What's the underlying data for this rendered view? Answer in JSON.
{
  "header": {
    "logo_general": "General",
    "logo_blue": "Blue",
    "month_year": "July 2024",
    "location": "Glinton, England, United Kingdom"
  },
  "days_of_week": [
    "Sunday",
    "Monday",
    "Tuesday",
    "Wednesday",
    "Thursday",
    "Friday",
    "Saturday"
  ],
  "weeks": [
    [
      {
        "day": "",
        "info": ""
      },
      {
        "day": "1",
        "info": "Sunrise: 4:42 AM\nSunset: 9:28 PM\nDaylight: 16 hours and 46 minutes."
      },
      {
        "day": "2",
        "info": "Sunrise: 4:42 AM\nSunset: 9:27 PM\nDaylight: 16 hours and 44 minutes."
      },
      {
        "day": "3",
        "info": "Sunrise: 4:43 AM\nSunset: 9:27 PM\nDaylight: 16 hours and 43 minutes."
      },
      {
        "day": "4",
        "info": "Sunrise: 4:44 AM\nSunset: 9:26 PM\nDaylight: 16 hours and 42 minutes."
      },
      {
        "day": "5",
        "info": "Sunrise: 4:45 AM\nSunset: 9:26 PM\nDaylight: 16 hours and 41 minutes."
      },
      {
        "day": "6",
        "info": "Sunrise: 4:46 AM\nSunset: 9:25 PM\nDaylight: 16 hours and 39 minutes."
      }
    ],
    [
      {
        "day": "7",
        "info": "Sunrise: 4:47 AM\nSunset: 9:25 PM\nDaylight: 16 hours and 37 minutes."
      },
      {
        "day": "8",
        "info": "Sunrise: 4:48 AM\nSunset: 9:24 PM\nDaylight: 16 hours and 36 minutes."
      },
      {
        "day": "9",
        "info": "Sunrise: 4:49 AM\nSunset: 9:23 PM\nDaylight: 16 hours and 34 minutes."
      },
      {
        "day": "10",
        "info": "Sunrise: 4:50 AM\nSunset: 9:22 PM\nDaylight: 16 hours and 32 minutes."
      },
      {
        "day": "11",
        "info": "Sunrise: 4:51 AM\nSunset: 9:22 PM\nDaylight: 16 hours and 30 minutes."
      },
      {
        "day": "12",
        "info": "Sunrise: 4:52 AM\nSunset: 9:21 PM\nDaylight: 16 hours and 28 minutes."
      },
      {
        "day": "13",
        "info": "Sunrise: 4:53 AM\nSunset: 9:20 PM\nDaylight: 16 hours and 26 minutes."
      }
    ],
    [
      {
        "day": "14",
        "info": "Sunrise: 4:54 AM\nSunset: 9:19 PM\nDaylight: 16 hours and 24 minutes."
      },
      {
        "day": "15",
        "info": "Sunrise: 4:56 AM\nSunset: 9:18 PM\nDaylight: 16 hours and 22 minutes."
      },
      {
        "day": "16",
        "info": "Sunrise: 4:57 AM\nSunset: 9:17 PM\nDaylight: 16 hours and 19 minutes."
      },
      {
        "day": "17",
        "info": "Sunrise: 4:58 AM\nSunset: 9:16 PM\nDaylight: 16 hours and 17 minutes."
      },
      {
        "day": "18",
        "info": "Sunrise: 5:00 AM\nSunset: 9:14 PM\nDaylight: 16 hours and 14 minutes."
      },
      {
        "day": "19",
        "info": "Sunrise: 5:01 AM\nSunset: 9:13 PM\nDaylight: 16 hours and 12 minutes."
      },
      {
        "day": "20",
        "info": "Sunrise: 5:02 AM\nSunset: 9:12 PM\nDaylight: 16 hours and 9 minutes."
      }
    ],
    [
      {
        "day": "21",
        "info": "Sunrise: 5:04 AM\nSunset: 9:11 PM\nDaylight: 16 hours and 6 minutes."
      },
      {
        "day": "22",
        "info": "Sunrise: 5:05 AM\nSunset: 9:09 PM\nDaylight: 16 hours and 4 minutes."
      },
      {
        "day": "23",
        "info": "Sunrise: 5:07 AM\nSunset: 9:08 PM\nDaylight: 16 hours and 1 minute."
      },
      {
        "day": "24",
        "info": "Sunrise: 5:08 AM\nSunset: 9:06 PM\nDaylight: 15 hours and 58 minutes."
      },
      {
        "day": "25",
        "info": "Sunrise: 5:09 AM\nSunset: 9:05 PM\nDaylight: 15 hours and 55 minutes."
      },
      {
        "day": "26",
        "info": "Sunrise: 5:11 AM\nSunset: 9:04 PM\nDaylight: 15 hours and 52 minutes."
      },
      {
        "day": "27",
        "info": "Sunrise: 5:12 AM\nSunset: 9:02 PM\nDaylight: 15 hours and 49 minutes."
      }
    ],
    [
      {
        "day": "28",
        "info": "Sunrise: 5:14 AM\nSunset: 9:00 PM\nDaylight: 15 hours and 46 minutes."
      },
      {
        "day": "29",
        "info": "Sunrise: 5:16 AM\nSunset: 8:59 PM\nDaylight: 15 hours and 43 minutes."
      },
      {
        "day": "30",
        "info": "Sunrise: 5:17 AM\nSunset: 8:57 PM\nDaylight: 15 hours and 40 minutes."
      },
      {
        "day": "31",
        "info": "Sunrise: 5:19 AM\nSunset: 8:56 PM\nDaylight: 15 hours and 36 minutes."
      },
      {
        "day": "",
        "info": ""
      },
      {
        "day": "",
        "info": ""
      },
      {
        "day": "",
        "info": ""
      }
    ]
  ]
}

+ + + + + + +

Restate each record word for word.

Answer for this exercise.
What's the underlying data for this rendered view? Answer in JSON.
{
  "header": {
    "logo_general": "General",
    "logo_blue": "Blue",
    "month_year": "July 2024",
    "location": "Glinton, England, United Kingdom"
  },
  "days_of_week": [
    "Sunday",
    "Monday",
    "Tuesday",
    "Wednesday",
    "Thursday",
    "Friday",
    "Saturday"
  ],
  "weeks": [
    [
      {
        "day": "",
        "info": ""
      },
      {
        "day": "1",
        "info": "Sunrise: 4:42 AM\nSunset: 9:28 PM\nDaylight: 16 hours and 46 minutes."
      },
      {
        "day": "2",
        "info": "Sunrise: 4:42 AM\nSunset: 9:27 PM\nDaylight: 16 hours and 44 minutes."
      },
      {
        "day": "3",
        "info": "Sunrise: 4:43 AM\nSunset: 9:27 PM\nDaylight: 16 hours and 43 minutes."
      },
      {
        "day": "4",
        "info": "Sunrise: 4:44 AM\nSunset: 9:26 PM\nDaylight: 16 hours and 42 minutes."
      },
      {
        "day": "5",
        "info": "Sunrise: 4:45 AM\nSunset: 9:26 PM\nDaylight: 16 hours and 41 minutes."
      },
      {
        "day": "6",
        "info": "Sunrise: 4:46 AM\nSunset: 9:25 PM\nDaylight: 16 hours and 39 minutes."
      }
    ],
    [
      {
        "day": "7",
        "info": "Sunrise: 4:47 AM\nSunset: 9:25 PM\nDaylight: 16 hours and 37 minutes."
      },
      {
        "day": "8",
        "info": "Sunrise: 4:48 AM\nSunset: 9:24 PM\nDaylight: 16 hours and 36 minutes."
      },
      {
        "day": "9",
        "info": "Sunrise: 4:49 AM\nSunset: 9:23 PM\nDaylight: 16 hours and 34 minutes."
      },
      {
        "day": "10",
        "info": "Sunrise: 4:50 AM\nSunset: 9:22 PM\nDaylight: 16 hours and 32 minutes."
      },
      {
        "day": "11",
        "info": "Sunrise: 4:51 AM\nSunset: 9:22 PM\nDaylight: 16 hours and 30 minutes."
      },
      {
        "day": "12",
        "info": "Sunrise: 4:52 AM\nSunset: 9:21 PM\nDaylight: 16 hours and 28 minutes."
      },
      {
        "day": "13",
        "info": "Sunrise: 4:53 AM\nSunset: 9:20 PM\nDaylight: 16 hours and 26 minutes."
      }
    ],
    [
      {
        "day": "14",
        "info": "Sunrise: 4:54 AM\nSunset: 9:19 PM\nDaylight: 16 hours and 24 minutes."
      },
      {
        "day": "15",
        "info": "Sunrise: 4:56 AM\nSunset: 9:18 PM\nDaylight: 16 hours and 22 minutes."
      },
      {
        "day": "16",
        "info": "Sunrise: 4:57 AM\nSunset: 9:17 PM\nDaylight: 16 hours and 19 minutes."
      },
      {
        "day": "17",
        "info": "Sunrise: 4:58 AM\nSunset: 9:16 PM\nDaylight: 16 hours and 17 minutes."
      },
      {
        "day": "18",
        "info": "Sunrise: 5:00 AM\nSunset: 9:14 PM\nDaylight: 16 hours and 14 minutes."
      },
      {
        "day": "19",
        "info": "Sunrise: 5:01 AM\nSunset: 9:13 PM\nDaylight: 16 hours and 12 minutes."
      },
      {
        "day": "20",
        "info": "Sunrise: 5:02 AM\nSunset: 9:12 PM\nDaylight: 16 hours and 9 minutes."
      }
    ],
    [
      {
        "day": "21",
        "info": "Sunrise: 5:04 AM\nSunset: 9:11 PM\nDaylight: 16 hours and 6 minutes."
      },
      {
        "day": "22",
        "info": "Sunrise: 5:05 AM\nSunset: 9:09 PM\nDaylight: 16 hours and 4 minutes."
      },
      {
        "day": "23",
        "info": "Sunrise: 5:07 AM\nSunset: 9:08 PM\nDaylight: 16 hours and 1 minute."
      },
      {
        "day": "24",
        "info": "Sunrise: 5:08 AM\nSunset: 9:06 PM\nDaylight: 15 hours and 58 minutes."
      },
      {
        "day": "25",
        "info": "Sunrise: 5:09 AM\nSunset: 9:05 PM\nDaylight: 15 hours and 55 minutes."
      },
      {
        "day": "26",
        "info": "Sunrise: 5:11 AM\nSunset: 9:04 PM\nDaylight: 15 hours and 52 minutes."
      },
      {
        "day": "27",
        "info": "Sunrise: 5:12 AM\nSunset: 9:02 PM\nDaylight: 15 hours and 49 minutes."
      }
    ],
    [
      {
        "day": "28",
        "info": "Sunrise: 5:14 AM\nSunset: 9:00 PM\nDaylight: 15 hours and 46 minutes."
      },
      {
        "day": "29",
        "info": "Sunrise: 5:16 AM\nSunset: 8:59 PM\nDaylight: 15 hours and 43 minutes."
      },
      {
        "day": "30",
        "info": "Sunrise: 5:17 AM\nSunset: 8:57 PM\nDaylight: 15 hours and 40 minutes."
      },
      {
        "day": "31",
        "info": "Sunrise: 5:19 AM\nSunset: 8:56 PM\nDaylight: 15 hours and 36 minutes."
      },
      {
        "day": "",
        "info": ""
      },
      {
        "day": "",
        "info": ""
      },
      {
        "day": "",
        "info": ""
      }
    ]
  ]
}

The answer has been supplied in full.